Records from a dataset
|---|
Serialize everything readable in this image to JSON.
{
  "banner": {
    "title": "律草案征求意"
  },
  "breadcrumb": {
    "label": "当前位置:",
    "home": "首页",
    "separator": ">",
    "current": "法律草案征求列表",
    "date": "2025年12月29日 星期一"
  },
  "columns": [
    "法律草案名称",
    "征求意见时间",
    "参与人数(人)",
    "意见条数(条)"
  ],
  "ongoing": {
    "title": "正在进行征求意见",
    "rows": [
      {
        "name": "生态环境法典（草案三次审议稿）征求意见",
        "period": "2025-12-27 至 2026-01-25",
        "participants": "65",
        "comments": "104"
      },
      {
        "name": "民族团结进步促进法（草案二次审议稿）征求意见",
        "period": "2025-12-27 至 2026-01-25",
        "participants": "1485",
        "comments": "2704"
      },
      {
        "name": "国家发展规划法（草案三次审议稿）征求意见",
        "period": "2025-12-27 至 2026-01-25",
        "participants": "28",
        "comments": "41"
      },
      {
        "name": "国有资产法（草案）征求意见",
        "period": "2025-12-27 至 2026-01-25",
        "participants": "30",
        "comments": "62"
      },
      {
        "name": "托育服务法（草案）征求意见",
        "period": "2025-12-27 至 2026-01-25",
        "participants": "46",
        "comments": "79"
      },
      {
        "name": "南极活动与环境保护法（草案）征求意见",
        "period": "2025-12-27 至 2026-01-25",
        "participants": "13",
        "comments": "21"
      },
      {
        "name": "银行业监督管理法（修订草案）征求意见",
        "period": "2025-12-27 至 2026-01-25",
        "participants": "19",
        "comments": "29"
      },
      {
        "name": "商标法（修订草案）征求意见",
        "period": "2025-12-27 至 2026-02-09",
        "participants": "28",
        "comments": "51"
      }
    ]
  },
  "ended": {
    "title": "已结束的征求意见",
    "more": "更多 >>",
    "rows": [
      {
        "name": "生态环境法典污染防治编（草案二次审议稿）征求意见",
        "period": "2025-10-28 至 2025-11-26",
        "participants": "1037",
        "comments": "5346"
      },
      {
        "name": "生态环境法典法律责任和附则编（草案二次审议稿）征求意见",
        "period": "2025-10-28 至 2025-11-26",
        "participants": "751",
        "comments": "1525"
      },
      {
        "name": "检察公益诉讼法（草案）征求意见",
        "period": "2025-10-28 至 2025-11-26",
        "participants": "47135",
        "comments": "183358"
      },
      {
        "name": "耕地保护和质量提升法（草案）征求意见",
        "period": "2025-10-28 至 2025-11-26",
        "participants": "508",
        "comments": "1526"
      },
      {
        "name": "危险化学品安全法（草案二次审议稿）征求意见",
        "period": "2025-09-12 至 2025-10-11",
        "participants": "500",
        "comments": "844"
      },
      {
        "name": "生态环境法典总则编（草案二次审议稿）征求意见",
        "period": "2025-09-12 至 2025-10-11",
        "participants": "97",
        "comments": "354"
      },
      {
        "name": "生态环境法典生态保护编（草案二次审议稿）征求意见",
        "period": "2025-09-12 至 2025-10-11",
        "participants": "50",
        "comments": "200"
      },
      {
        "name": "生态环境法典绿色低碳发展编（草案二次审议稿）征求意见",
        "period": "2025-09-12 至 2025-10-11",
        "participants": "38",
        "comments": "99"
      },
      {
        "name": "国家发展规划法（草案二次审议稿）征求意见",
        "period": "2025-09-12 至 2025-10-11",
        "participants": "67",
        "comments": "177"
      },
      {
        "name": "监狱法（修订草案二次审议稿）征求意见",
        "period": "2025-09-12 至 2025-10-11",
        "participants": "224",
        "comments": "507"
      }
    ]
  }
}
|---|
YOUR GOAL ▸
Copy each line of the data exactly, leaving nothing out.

TASK RESPONSE ▸
Serialize everything readable in this image to JSON.
{
  "banner": {
    "title": "律草案征求意"
  },
  "breadcrumb": {
    "label": "当前位置:",
    "home": "首页",
    "separator": ">",
    "current": "法律草案征求列表",
    "date": "2025年12月29日 星期一"
  },
  "columns": [
    "法律草案名称",
    "征求意见时间",
    "参与人数(人)",
    "意见条数(条)"
  ],
  "ongoing": {
    "title": "正在进行征求意见",
    "rows": [
      {
        "name": "生态环境法典（草案三次审议稿）征求意见",
        "period": "2025-12-27 至 2026-01-25",
        "participants": "65",
        "comments": "104"
      },
      {
        "name": "民族团结进步促进法（草案二次审议稿）征求意见",
        "period": "2025-12-27 至 2026-01-25",
        "participants": "1485",
        "comments": "2704"
      },
      {
        "name": "国家发展规划法（草案三次审议稿）征求意见",
        "period": "2025-12-27 至 2026-01-25",
        "participants": "28",
        "comments": "41"
      },
      {
        "name": "国有资产法（草案）征求意见",
        "period": "2025-12-27 至 2026-01-25",
        "participants": "30",
        "comments": "62"
      },
      {
        "name": "托育服务法（草案）征求意见",
        "period": "2025-12-27 至 2026-01-25",
        "participants": "46",
        "comments": "79"
      },
      {
        "name": "南极活动与环境保护法（草案）征求意见",
        "period": "2025-12-27 至 2026-01-25",
        "participants": "13",
        "comments": "21"
      },
      {
        "name": "银行业监督管理法（修订草案）征求意见",
        "period": "2025-12-27 至 2026-01-25",
        "participants": "19",
        "comments": "29"
      },
      {
        "name": "商标法（修订草案）征求意见",
        "period": "2025-12-27 至 2026-02-09",
        "participants": "28",
        "comments": "51"
      }
    ]
  },
  "ended": {
    "title": "已结束的征求意见",
    "more": "更多 >>",
    "rows": [
      {
        "name": "生态环境法典污染防治编（草案二次审议稿）征求意见",
        "period": "2025-10-28 至 2025-11-26",
        "participants": "1037",
        "comments": "5346"
      },
      {
        "name": "生态环境法典法律责任和附则编（草案二次审议稿）征求意见",
        "period": "2025-10-28 至 2025-11-26",
        "participants": "751",
        "comments": "1525"
      },
      {
        "name": "检察公益诉讼法（草案）征求意见",
        "period": "2025-10-28 至 2025-11-26",
        "participants": "47135",
        "comments": "183358"
      },
      {
        "name": "耕地保护和质量提升法（草案）征求意见",
        "period": "2025-10-28 至 2025-11-26",
        "participants": "508",
        "comments": "1526"
      },
      {
        "name": "危险化学品安全法（草案二次审议稿）征求意见",
        "period": "2025-09-12 至 2025-10-11",
        "participants": "500",
        "comments": "844"
      },
      {
        "name": "生态环境法典总则编（草案二次审议稿）征求意见",
        "period": "2025-09-12 至 2025-10-11",
        "participants": "97",
        "comments": "354"
      },
      {
        "name": "生态环境法典生态保护编（草案二次审议稿）征求意见",
        "period": "2025-09-12 至 2025-10-11",
        "participants": "50",
        "comments": "200"
      },
      {
        "name": "生态环境法典绿色低碳发展编（草案二次审议稿）征求意见",
        "period": "2025-09-12 至 2025-10-11",
        "participants": "38",
        "comments": "99"
      },
      {
        "name": "国家发展规划法（草案二次审议稿）征求意见",
        "period": "2025-09-12 至 2025-10-11",
        "participants": "67",
        "comments": "177"
      },
      {
        "name": "监狱法（修订草案二次审议稿）征求意见",
        "period": "2025-09-12 至 2025-10-11",
        "participants": "224",
        "comments": "507"
      }
    ]
  }
}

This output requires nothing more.